Horses are natural grazers and in the wild would spend the majority of their day eating. Since horses were meant to be nibbling almost constantly, their stomachs secrete acid 24 hours a day to help digest all that food.
Unfortunately, most farms do not have the option to let their horses graze or eat to that extent. Because of this, horses end up getting fed larger meals 2-3 times a day. When this happens, the risk for equine ulcers can occur as the horse may go hours without food in their stomach, yet the stomach continues to secrete acid. This can lead to ulcerations in the stomach lining, which can be very painful to the horse.
Gastric ulcers in horses are extremely common. In fact, over 90% of racehorses have ulcers, over 60% of performance horses, and 30-50% of foals.
The two most common causes of ulcers are stress and stable management. Stress is a huge factor as it may be caused by almost anything: trailering, showing, a new environment, new pasture mates, training changes, neglectful situations…the list is long. In regards to barn management, situations such as limited turn out and feeding too much grain or too little hay can all lead to ulcers.
Symptoms may vary between horses, but some of the most common include: reduced or poor appetite, weight loss, poor performance, reoccurring colic, unusual spookiness, or a sour attitude. Thankfully, ulcers are a treatable condition. With proper management and medication prescribed by your vet, horses can get better.
Here at Horses With Hope, we work with many horses who come from neglectful situations. They’ve had a lot of physical and mental stress in their lives, so the likelihood of them having ulcers is very high. For this reason, we typically treat our rescue horses with ulcer medication as soon as they arrive, and before we begin any serious training.
In addition to ulcer medication, we also use a variety of management techniques to help prevent an occurrence in future. A few of these include: using nibble nets to help the horses’ hay meals last longer, making sure that hay or forage is always available, feeding small amounts of grain, and 24/7 turn out when possible (or at least all day).

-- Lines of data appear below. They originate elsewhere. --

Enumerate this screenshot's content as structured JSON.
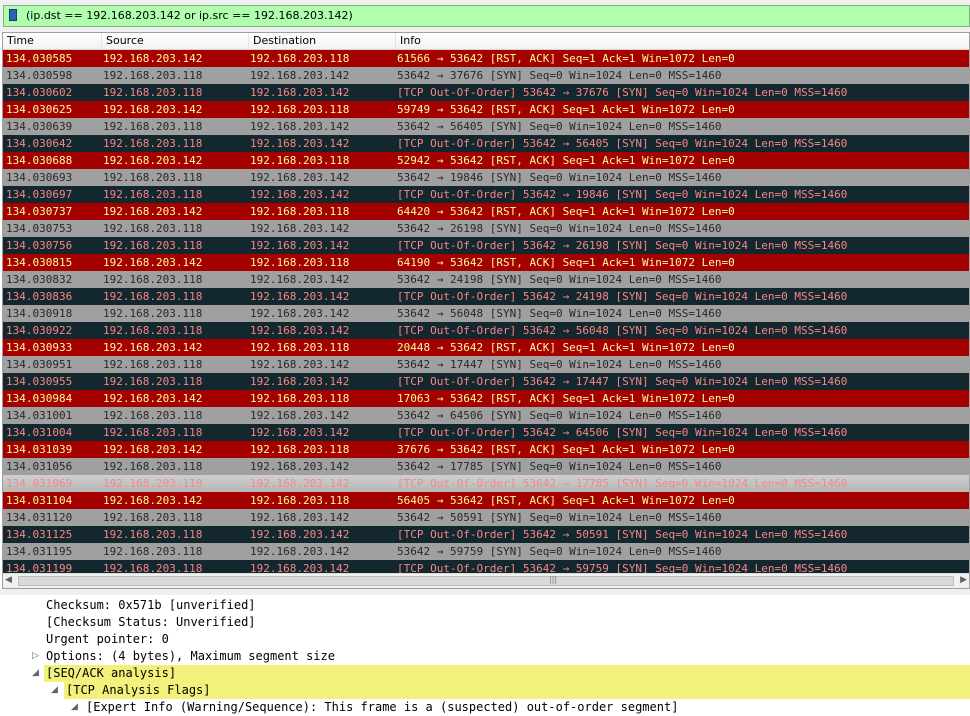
{
  "filter": {
    "text": "(ip.dst == 192.168.203.142 or ip.src == 192.168.203.142)",
    "bookmark_icon": "bookmark-icon"
  },
  "packet_list": {
    "columns": [
      "Time",
      "Source",
      "Destination",
      "Info"
    ],
    "rows": [
      {
        "type": "rst",
        "time": "134.030585",
        "src": "192.168.203.142",
        "dst": "192.168.203.118",
        "info": "61566 → 53642 [RST, ACK] Seq=1 Ack=1 Win=1072 Len=0"
      },
      {
        "type": "syn",
        "time": "134.030598",
        "src": "192.168.203.118",
        "dst": "192.168.203.142",
        "info": "53642 → 37676 [SYN] Seq=0 Win=1024 Len=0 MSS=1460"
      },
      {
        "type": "ooo",
        "time": "134.030602",
        "src": "192.168.203.118",
        "dst": "192.168.203.142",
        "info": "[TCP Out-Of-Order] 53642 → 37676 [SYN] Seq=0 Win=1024 Len=0 MSS=1460"
      },
      {
        "type": "rst",
        "time": "134.030625",
        "src": "192.168.203.142",
        "dst": "192.168.203.118",
        "info": "59749 → 53642 [RST, ACK] Seq=1 Ack=1 Win=1072 Len=0"
      },
      {
        "type": "syn",
        "time": "134.030639",
        "src": "192.168.203.118",
        "dst": "192.168.203.142",
        "info": "53642 → 56405 [SYN] Seq=0 Win=1024 Len=0 MSS=1460"
      },
      {
        "type": "ooo",
        "time": "134.030642",
        "src": "192.168.203.118",
        "dst": "192.168.203.142",
        "info": "[TCP Out-Of-Order] 53642 → 56405 [SYN] Seq=0 Win=1024 Len=0 MSS=1460"
      },
      {
        "type": "rst",
        "time": "134.030688",
        "src": "192.168.203.142",
        "dst": "192.168.203.118",
        "info": "52942 → 53642 [RST, ACK] Seq=1 Ack=1 Win=1072 Len=0"
      },
      {
        "type": "syn",
        "time": "134.030693",
        "src": "192.168.203.118",
        "dst": "192.168.203.142",
        "info": "53642 → 19846 [SYN] Seq=0 Win=1024 Len=0 MSS=1460"
      },
      {
        "type": "ooo",
        "time": "134.030697",
        "src": "192.168.203.118",
        "dst": "192.168.203.142",
        "info": "[TCP Out-Of-Order] 53642 → 19846 [SYN] Seq=0 Win=1024 Len=0 MSS=1460"
      },
      {
        "type": "rst",
        "time": "134.030737",
        "src": "192.168.203.142",
        "dst": "192.168.203.118",
        "info": "64420 → 53642 [RST, ACK] Seq=1 Ack=1 Win=1072 Len=0"
      },
      {
        "type": "syn",
        "time": "134.030753",
        "src": "192.168.203.118",
        "dst": "192.168.203.142",
        "info": "53642 → 26198 [SYN] Seq=0 Win=1024 Len=0 MSS=1460"
      },
      {
        "type": "ooo",
        "time": "134.030756",
        "src": "192.168.203.118",
        "dst": "192.168.203.142",
        "info": "[TCP Out-Of-Order] 53642 → 26198 [SYN] Seq=0 Win=1024 Len=0 MSS=1460"
      },
      {
        "type": "rst",
        "time": "134.030815",
        "src": "192.168.203.142",
        "dst": "192.168.203.118",
        "info": "64190 → 53642 [RST, ACK] Seq=1 Ack=1 Win=1072 Len=0"
      },
      {
        "type": "syn",
        "time": "134.030832",
        "src": "192.168.203.118",
        "dst": "192.168.203.142",
        "info": "53642 → 24198 [SYN] Seq=0 Win=1024 Len=0 MSS=1460"
      },
      {
        "type": "ooo",
        "time": "134.030836",
        "src": "192.168.203.118",
        "dst": "192.168.203.142",
        "info": "[TCP Out-Of-Order] 53642 → 24198 [SYN] Seq=0 Win=1024 Len=0 MSS=1460"
      },
      {
        "type": "syn",
        "time": "134.030918",
        "src": "192.168.203.118",
        "dst": "192.168.203.142",
        "info": "53642 → 56048 [SYN] Seq=0 Win=1024 Len=0 MSS=1460"
      },
      {
        "type": "ooo",
        "time": "134.030922",
        "src": "192.168.203.118",
        "dst": "192.168.203.142",
        "info": "[TCP Out-Of-Order] 53642 → 56048 [SYN] Seq=0 Win=1024 Len=0 MSS=1460"
      },
      {
        "type": "rst",
        "time": "134.030933",
        "src": "192.168.203.142",
        "dst": "192.168.203.118",
        "info": "20448 → 53642 [RST, ACK] Seq=1 Ack=1 Win=1072 Len=0"
      },
      {
        "type": "syn",
        "time": "134.030951",
        "src": "192.168.203.118",
        "dst": "192.168.203.142",
        "info": "53642 → 17447 [SYN] Seq=0 Win=1024 Len=0 MSS=1460"
      },
      {
        "type": "ooo",
        "time": "134.030955",
        "src": "192.168.203.118",
        "dst": "192.168.203.142",
        "info": "[TCP Out-Of-Order] 53642 → 17447 [SYN] Seq=0 Win=1024 Len=0 MSS=1460"
      },
      {
        "type": "rst",
        "time": "134.030984",
        "src": "192.168.203.142",
        "dst": "192.168.203.118",
        "info": "17063 → 53642 [RST, ACK] Seq=1 Ack=1 Win=1072 Len=0"
      },
      {
        "type": "syn",
        "time": "134.031001",
        "src": "192.168.203.118",
        "dst": "192.168.203.142",
        "info": "53642 → 64506 [SYN] Seq=0 Win=1024 Len=0 MSS=1460"
      },
      {
        "type": "ooo",
        "time": "134.031004",
        "src": "192.168.203.118",
        "dst": "192.168.203.142",
        "info": "[TCP Out-Of-Order] 53642 → 64506 [SYN] Seq=0 Win=1024 Len=0 MSS=1460"
      },
      {
        "type": "rst",
        "time": "134.031039",
        "src": "192.168.203.142",
        "dst": "192.168.203.118",
        "info": "37676 → 53642 [RST, ACK] Seq=1 Ack=1 Win=1072 Len=0"
      },
      {
        "type": "syn",
        "time": "134.031056",
        "src": "192.168.203.118",
        "dst": "192.168.203.142",
        "info": "53642 → 17785 [SYN] Seq=0 Win=1024 Len=0 MSS=1460"
      },
      {
        "type": "sel",
        "time": "134.031069",
        "src": "192.168.203.118",
        "dst": "192.168.203.142",
        "info": "[TCP Out-Of-Order] 53642 → 17785 [SYN] Seq=0 Win=1024 Len=0 MSS=1460"
      },
      {
        "type": "rst",
        "time": "134.031104",
        "src": "192.168.203.142",
        "dst": "192.168.203.118",
        "info": "56405 → 53642 [RST, ACK] Seq=1 Ack=1 Win=1072 Len=0"
      },
      {
        "type": "syn",
        "time": "134.031120",
        "src": "192.168.203.118",
        "dst": "192.168.203.142",
        "info": "53642 → 50591 [SYN] Seq=0 Win=1024 Len=0 MSS=1460"
      },
      {
        "type": "ooo",
        "time": "134.031125",
        "src": "192.168.203.118",
        "dst": "192.168.203.142",
        "info": "[TCP Out-Of-Order] 53642 → 50591 [SYN] Seq=0 Win=1024 Len=0 MSS=1460"
      },
      {
        "type": "syn",
        "time": "134.031195",
        "src": "192.168.203.118",
        "dst": "192.168.203.142",
        "info": "53642 → 59759 [SYN] Seq=0 Win=1024 Len=0 MSS=1460"
      },
      {
        "type": "ooo",
        "time": "134.031199",
        "src": "192.168.203.118",
        "dst": "192.168.203.142",
        "info": "[TCP Out-Of-Order] 53642 → 59759 [SYN] Seq=0 Win=1024 Len=0 MSS=1460"
      }
    ],
    "colors": {
      "rst_bg": "#a40000",
      "rst_fg": "#fffc9c",
      "syn_bg": "#a0a0a0",
      "syn_fg": "#282828",
      "ooo_bg": "#12272e",
      "ooo_fg": "#f78787"
    }
  },
  "details": {
    "checksum": "Checksum: 0x571b [unverified]",
    "checksum_status": "[Checksum Status: Unverified]",
    "urgent": "Urgent pointer: 0",
    "options": "Options: (4 bytes), Maximum segment size",
    "seq_ack": "[SEQ/ACK analysis]",
    "analysis_flags": "[TCP Analysis Flags]",
    "expert_info": "[Expert Info (Warning/Sequence): This frame is a (suspected) out-of-order segment]",
    "arrow_collapsed": "▷",
    "arrow_expanded": "◢"
  }
}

The only way to know for sure if a horse has gastric ulcers is to have a vet ‘scope’ them, and look inside their stomach. However, most vets can do a physical assessment and can decide that treatment is necessary based on symptoms shown. If you think your horse might have gastric ulcers we highly recommend contacting your vet. They can give you the best advice on how to proceed, and will help you and your horse get back on the right track.